'''

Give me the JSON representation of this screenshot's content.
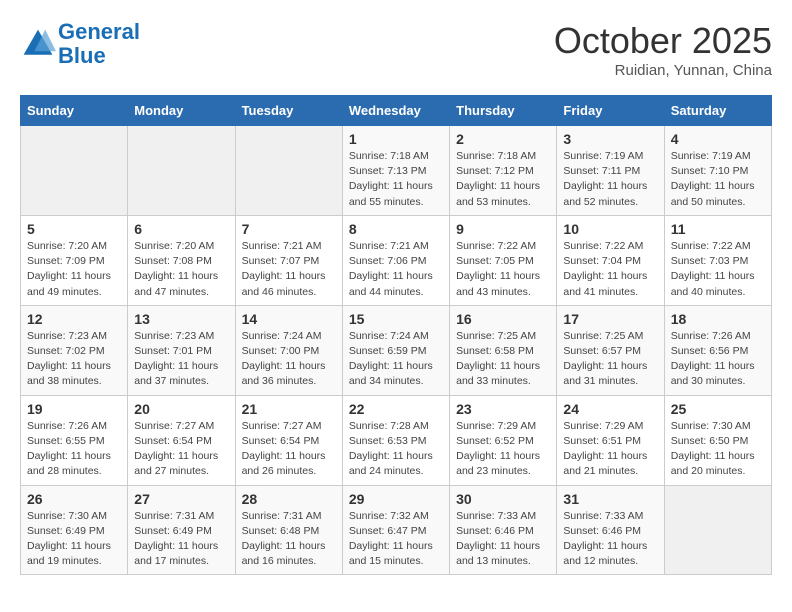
{
  "header": {
    "logo_line1": "General",
    "logo_line2": "Blue",
    "month": "October 2025",
    "location": "Ruidian, Yunnan, China"
  },
  "weekdays": [
    "Sunday",
    "Monday",
    "Tuesday",
    "Wednesday",
    "Thursday",
    "Friday",
    "Saturday"
  ],
  "weeks": [
    [
      {
        "day": "",
        "info": ""
      },
      {
        "day": "",
        "info": ""
      },
      {
        "day": "",
        "info": ""
      },
      {
        "day": "1",
        "info": "Sunrise: 7:18 AM\nSunset: 7:13 PM\nDaylight: 11 hours\nand 55 minutes."
      },
      {
        "day": "2",
        "info": "Sunrise: 7:18 AM\nSunset: 7:12 PM\nDaylight: 11 hours\nand 53 minutes."
      },
      {
        "day": "3",
        "info": "Sunrise: 7:19 AM\nSunset: 7:11 PM\nDaylight: 11 hours\nand 52 minutes."
      },
      {
        "day": "4",
        "info": "Sunrise: 7:19 AM\nSunset: 7:10 PM\nDaylight: 11 hours\nand 50 minutes."
      }
    ],
    [
      {
        "day": "5",
        "info": "Sunrise: 7:20 AM\nSunset: 7:09 PM\nDaylight: 11 hours\nand 49 minutes."
      },
      {
        "day": "6",
        "info": "Sunrise: 7:20 AM\nSunset: 7:08 PM\nDaylight: 11 hours\nand 47 minutes."
      },
      {
        "day": "7",
        "info": "Sunrise: 7:21 AM\nSunset: 7:07 PM\nDaylight: 11 hours\nand 46 minutes."
      },
      {
        "day": "8",
        "info": "Sunrise: 7:21 AM\nSunset: 7:06 PM\nDaylight: 11 hours\nand 44 minutes."
      },
      {
        "day": "9",
        "info": "Sunrise: 7:22 AM\nSunset: 7:05 PM\nDaylight: 11 hours\nand 43 minutes."
      },
      {
        "day": "10",
        "info": "Sunrise: 7:22 AM\nSunset: 7:04 PM\nDaylight: 11 hours\nand 41 minutes."
      },
      {
        "day": "11",
        "info": "Sunrise: 7:22 AM\nSunset: 7:03 PM\nDaylight: 11 hours\nand 40 minutes."
      }
    ],
    [
      {
        "day": "12",
        "info": "Sunrise: 7:23 AM\nSunset: 7:02 PM\nDaylight: 11 hours\nand 38 minutes."
      },
      {
        "day": "13",
        "info": "Sunrise: 7:23 AM\nSunset: 7:01 PM\nDaylight: 11 hours\nand 37 minutes."
      },
      {
        "day": "14",
        "info": "Sunrise: 7:24 AM\nSunset: 7:00 PM\nDaylight: 11 hours\nand 36 minutes."
      },
      {
        "day": "15",
        "info": "Sunrise: 7:24 AM\nSunset: 6:59 PM\nDaylight: 11 hours\nand 34 minutes."
      },
      {
        "day": "16",
        "info": "Sunrise: 7:25 AM\nSunset: 6:58 PM\nDaylight: 11 hours\nand 33 minutes."
      },
      {
        "day": "17",
        "info": "Sunrise: 7:25 AM\nSunset: 6:57 PM\nDaylight: 11 hours\nand 31 minutes."
      },
      {
        "day": "18",
        "info": "Sunrise: 7:26 AM\nSunset: 6:56 PM\nDaylight: 11 hours\nand 30 minutes."
      }
    ],
    [
      {
        "day": "19",
        "info": "Sunrise: 7:26 AM\nSunset: 6:55 PM\nDaylight: 11 hours\nand 28 minutes."
      },
      {
        "day": "20",
        "info": "Sunrise: 7:27 AM\nSunset: 6:54 PM\nDaylight: 11 hours\nand 27 minutes."
      },
      {
        "day": "21",
        "info": "Sunrise: 7:27 AM\nSunset: 6:54 PM\nDaylight: 11 hours\nand 26 minutes."
      },
      {
        "day": "22",
        "info": "Sunrise: 7:28 AM\nSunset: 6:53 PM\nDaylight: 11 hours\nand 24 minutes."
      },
      {
        "day": "23",
        "info": "Sunrise: 7:29 AM\nSunset: 6:52 PM\nDaylight: 11 hours\nand 23 minutes."
      },
      {
        "day": "24",
        "info": "Sunrise: 7:29 AM\nSunset: 6:51 PM\nDaylight: 11 hours\nand 21 minutes."
      },
      {
        "day": "25",
        "info": "Sunrise: 7:30 AM\nSunset: 6:50 PM\nDaylight: 11 hours\nand 20 minutes."
      }
    ],
    [
      {
        "day": "26",
        "info": "Sunrise: 7:30 AM\nSunset: 6:49 PM\nDaylight: 11 hours\nand 19 minutes."
      },
      {
        "day": "27",
        "info": "Sunrise: 7:31 AM\nSunset: 6:49 PM\nDaylight: 11 hours\nand 17 minutes."
      },
      {
        "day": "28",
        "info": "Sunrise: 7:31 AM\nSunset: 6:48 PM\nDaylight: 11 hours\nand 16 minutes."
      },
      {
        "day": "29",
        "info": "Sunrise: 7:32 AM\nSunset: 6:47 PM\nDaylight: 11 hours\nand 15 minutes."
      },
      {
        "day": "30",
        "info": "Sunrise: 7:33 AM\nSunset: 6:46 PM\nDaylight: 11 hours\nand 13 minutes."
      },
      {
        "day": "31",
        "info": "Sunrise: 7:33 AM\nSunset: 6:46 PM\nDaylight: 11 hours\nand 12 minutes."
      },
      {
        "day": "",
        "info": ""
      }
    ]
  ]
}
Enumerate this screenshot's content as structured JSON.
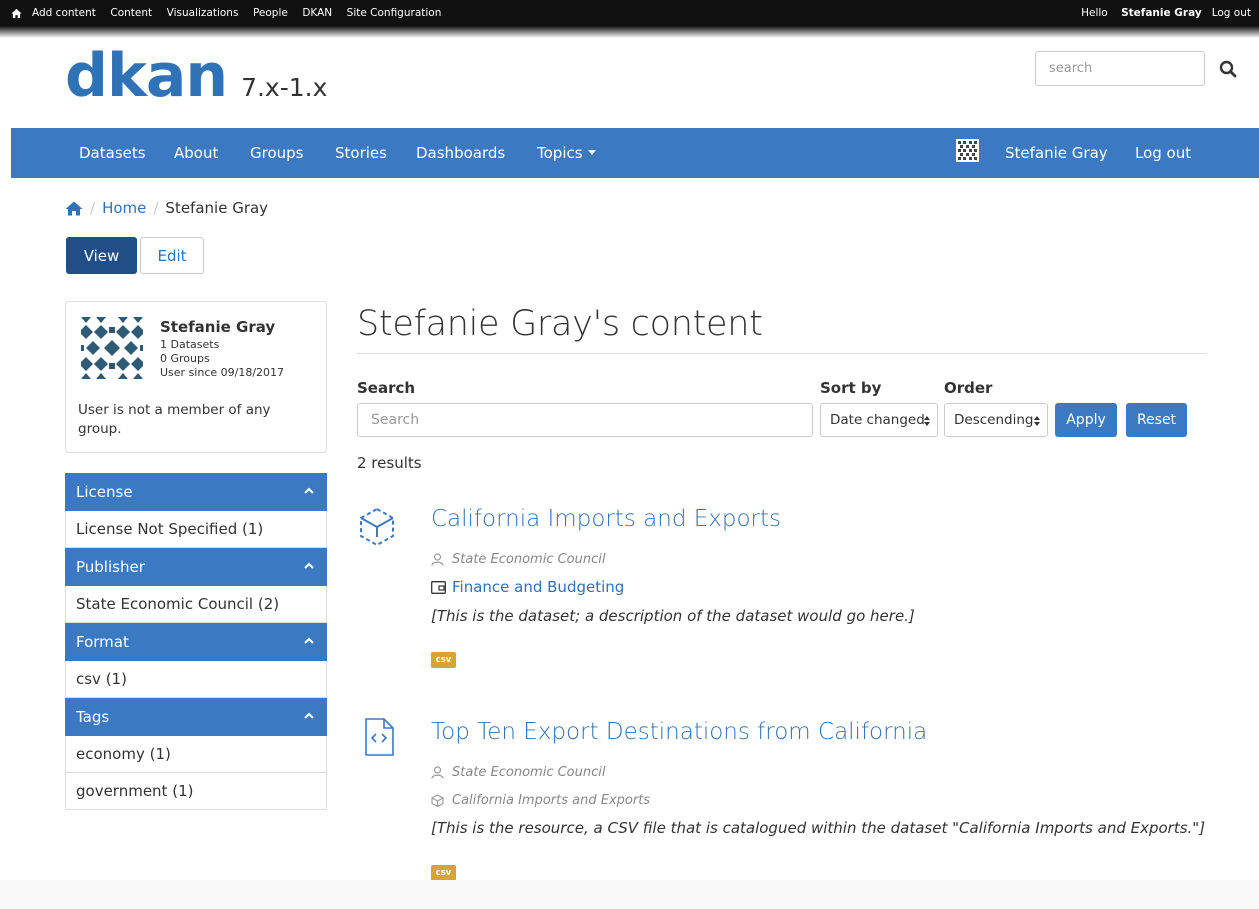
{
  "admin_bar": {
    "links": [
      "Add content",
      "Content",
      "Visualizations",
      "People",
      "DKAN",
      "Site Configuration"
    ],
    "hello": "Hello",
    "user": "Stefanie Gray",
    "logout": "Log out"
  },
  "header": {
    "logo": "dkan",
    "version": "7.x-1.x",
    "search_placeholder": "search"
  },
  "nav": {
    "items": [
      "Datasets",
      "About",
      "Groups",
      "Stories",
      "Dashboards",
      "Topics"
    ],
    "user": "Stefanie Gray",
    "logout": "Log out"
  },
  "breadcrumb": {
    "home": "Home",
    "current": "Stefanie Gray"
  },
  "tabs": {
    "view": "View",
    "edit": "Edit"
  },
  "profile": {
    "name": "Stefanie Gray",
    "datasets": "1 Datasets",
    "groups": "0 Groups",
    "since": "User since 09/18/2017",
    "note": "User is not a member of any group."
  },
  "facets": [
    {
      "title": "License",
      "items": [
        "License Not Specified (1)"
      ]
    },
    {
      "title": "Publisher",
      "items": [
        "State Economic Council (2)"
      ]
    },
    {
      "title": "Format",
      "items": [
        "csv (1)"
      ]
    },
    {
      "title": "Tags",
      "items": [
        "economy (1)",
        "government (1)"
      ]
    }
  ],
  "content": {
    "title": "Stefanie Gray's content",
    "search_label": "Search",
    "search_placeholder": "Search",
    "sort_label": "Sort by",
    "sort_value": "Date changed",
    "order_label": "Order",
    "order_value": "Descending",
    "apply": "Apply",
    "reset": "Reset",
    "results_count": "2 results"
  },
  "results": [
    {
      "title": "California Imports and Exports",
      "publisher": "State Economic Council",
      "topic": "Finance and Budgeting",
      "description": "[This is the dataset; a description of the dataset would go here.]",
      "format": "csv"
    },
    {
      "title": "Top Ten Export Destinations from California",
      "publisher": "State Economic Council",
      "parent": "California Imports and Exports",
      "description": "[This is the resource, a CSV file that is catalogued within the dataset \"California Imports and Exports.\"]",
      "format": "csv"
    }
  ],
  "colors": {
    "brand_blue": "#3b7ac3",
    "link_blue": "#2f72b7",
    "dark_blue": "#1f4f86",
    "badge_gold": "#d6a432",
    "admin_bar": "#111111"
  }
}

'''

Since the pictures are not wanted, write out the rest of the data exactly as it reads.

**Reply to the exercise**
Give me the JSON representation of this screenshot's content.
{
  "header": {
    "logo_line1": "General",
    "logo_line2": "Blue",
    "month": "October 2025",
    "location": "Ruidian, Yunnan, China"
  },
  "weekdays": [
    "Sunday",
    "Monday",
    "Tuesday",
    "Wednesday",
    "Thursday",
    "Friday",
    "Saturday"
  ],
  "weeks": [
    [
      {
        "day": "",
        "info": ""
      },
      {
        "day": "",
        "info": ""
      },
      {
        "day": "",
        "info": ""
      },
      {
        "day": "1",
        "info": "Sunrise: 7:18 AM\nSunset: 7:13 PM\nDaylight: 11 hours\nand 55 minutes."
      },
      {
        "day": "2",
        "info": "Sunrise: 7:18 AM\nSunset: 7:12 PM\nDaylight: 11 hours\nand 53 minutes."
      },
      {
        "day": "3",
        "info": "Sunrise: 7:19 AM\nSunset: 7:11 PM\nDaylight: 11 hours\nand 52 minutes."
      },
      {
        "day": "4",
        "info": "Sunrise: 7:19 AM\nSunset: 7:10 PM\nDaylight: 11 hours\nand 50 minutes."
      }
    ],
    [
      {
        "day": "5",
        "info": "Sunrise: 7:20 AM\nSunset: 7:09 PM\nDaylight: 11 hours\nand 49 minutes."
      },
      {
        "day": "6",
        "info": "Sunrise: 7:20 AM\nSunset: 7:08 PM\nDaylight: 11 hours\nand 47 minutes."
      },
      {
        "day": "7",
        "info": "Sunrise: 7:21 AM\nSunset: 7:07 PM\nDaylight: 11 hours\nand 46 minutes."
      },
      {
        "day": "8",
        "info": "Sunrise: 7:21 AM\nSunset: 7:06 PM\nDaylight: 11 hours\nand 44 minutes."
      },
      {
        "day": "9",
        "info": "Sunrise: 7:22 AM\nSunset: 7:05 PM\nDaylight: 11 hours\nand 43 minutes."
      },
      {
        "day": "10",
        "info": "Sunrise: 7:22 AM\nSunset: 7:04 PM\nDaylight: 11 hours\nand 41 minutes."
      },
      {
        "day": "11",
        "info": "Sunrise: 7:22 AM\nSunset: 7:03 PM\nDaylight: 11 hours\nand 40 minutes."
      }
    ],
    [
      {
        "day": "12",
        "info": "Sunrise: 7:23 AM\nSunset: 7:02 PM\nDaylight: 11 hours\nand 38 minutes."
      },
      {
        "day": "13",
        "info": "Sunrise: 7:23 AM\nSunset: 7:01 PM\nDaylight: 11 hours\nand 37 minutes."
      },
      {
        "day": "14",
        "info": "Sunrise: 7:24 AM\nSunset: 7:00 PM\nDaylight: 11 hours\nand 36 minutes."
      },
      {
        "day": "15",
        "info": "Sunrise: 7:24 AM\nSunset: 6:59 PM\nDaylight: 11 hours\nand 34 minutes."
      },
      {
        "day": "16",
        "info": "Sunrise: 7:25 AM\nSunset: 6:58 PM\nDaylight: 11 hours\nand 33 minutes."
      },
      {
        "day": "17",
        "info": "Sunrise: 7:25 AM\nSunset: 6:57 PM\nDaylight: 11 hours\nand 31 minutes."
      },
      {
        "day": "18",
        "info": "Sunrise: 7:26 AM\nSunset: 6:56 PM\nDaylight: 11 hours\nand 30 minutes."
      }
    ],
    [
      {
        "day": "19",
        "info": "Sunrise: 7:26 AM\nSunset: 6:55 PM\nDaylight: 11 hours\nand 28 minutes."
      },
      {
        "day": "20",
        "info": "Sunrise: 7:27 AM\nSunset: 6:54 PM\nDaylight: 11 hours\nand 27 minutes."
      },
      {
        "day": "21",
        "info": "Sunrise: 7:27 AM\nSunset: 6:54 PM\nDaylight: 11 hours\nand 26 minutes."
      },
      {
        "day": "22",
        "info": "Sunrise: 7:28 AM\nSunset: 6:53 PM\nDaylight: 11 hours\nand 24 minutes."
      },
      {
        "day": "23",
        "info": "Sunrise: 7:29 AM\nSunset: 6:52 PM\nDaylight: 11 hours\nand 23 minutes."
      },
      {
        "day": "24",
        "info": "Sunrise: 7:29 AM\nSunset: 6:51 PM\nDaylight: 11 hours\nand 21 minutes."
      },
      {
        "day": "25",
        "info": "Sunrise: 7:30 AM\nSunset: 6:50 PM\nDaylight: 11 hours\nand 20 minutes."
      }
    ],
    [
      {
        "day": "26",
        "info": "Sunrise: 7:30 AM\nSunset: 6:49 PM\nDaylight: 11 hours\nand 19 minutes."
      },
      {
        "day": "27",
        "info": "Sunrise: 7:31 AM\nSunset: 6:49 PM\nDaylight: 11 hours\nand 17 minutes."
      },
      {
        "day": "28",
        "info": "Sunrise: 7:31 AM\nSunset: 6:48 PM\nDaylight: 11 hours\nand 16 minutes."
      },
      {
        "day": "29",
        "info": "Sunrise: 7:32 AM\nSunset: 6:47 PM\nDaylight: 11 hours\nand 15 minutes."
      },
      {
        "day": "30",
        "info": "Sunrise: 7:33 AM\nSunset: 6:46 PM\nDaylight: 11 hours\nand 13 minutes."
      },
      {
        "day": "31",
        "info": "Sunrise: 7:33 AM\nSunset: 6:46 PM\nDaylight: 11 hours\nand 12 minutes."
      },
      {
        "day": "",
        "info": ""
      }
    ]
  ]
}
Enumerate this screenshot's content as structured JSON.
{
  "admin_bar": {
    "links": [
      "Add content",
      "Content",
      "Visualizations",
      "People",
      "DKAN",
      "Site Configuration"
    ],
    "hello": "Hello",
    "user": "Stefanie Gray",
    "logout": "Log out"
  },
  "header": {
    "logo": "dkan",
    "version": "7.x-1.x",
    "search_placeholder": "search"
  },
  "nav": {
    "items": [
      "Datasets",
      "About",
      "Groups",
      "Stories",
      "Dashboards",
      "Topics"
    ],
    "user": "Stefanie Gray",
    "logout": "Log out"
  },
  "breadcrumb": {
    "home": "Home",
    "current": "Stefanie Gray"
  },
  "tabs": {
    "view": "View",
    "edit": "Edit"
  },
  "profile": {
    "name": "Stefanie Gray",
    "datasets": "1 Datasets",
    "groups": "0 Groups",
    "since": "User since 09/18/2017",
    "note": "User is not a member of any group."
  },
  "facets": [
    {
      "title": "License",
      "items": [
        "License Not Specified (1)"
      ]
    },
    {
      "title": "Publisher",
      "items": [
        "State Economic Council (2)"
      ]
    },
    {
      "title": "Format",
      "items": [
        "csv (1)"
      ]
    },
    {
      "title": "Tags",
      "items": [
        "economy (1)",
        "government (1)"
      ]
    }
  ],
  "content": {
    "title": "Stefanie Gray's content",
    "search_label": "Search",
    "search_placeholder": "Search",
    "sort_label": "Sort by",
    "sort_value": "Date changed",
    "order_label": "Order",
    "order_value": "Descending",
    "apply": "Apply",
    "reset": "Reset",
    "results_count": "2 results"
  },
  "results": [
    {
      "title": "California Imports and Exports",
      "publisher": "State Economic Council",
      "topic": "Finance and Budgeting",
      "description": "[This is the dataset; a description of the dataset would go here.]",
      "format": "csv"
    },
    {
      "title": "Top Ten Export Destinations from California",
      "publisher": "State Economic Council",
      "parent": "California Imports and Exports",
      "description": "[This is the resource, a CSV file that is catalogued within the dataset \"California Imports and Exports.\"]",
      "format": "csv"
    }
  ],
  "colors": {
    "brand_blue": "#3b7ac3",
    "link_blue": "#2f72b7",
    "dark_blue": "#1f4f86",
    "badge_gold": "#d6a432",
    "admin_bar": "#111111"
  }
}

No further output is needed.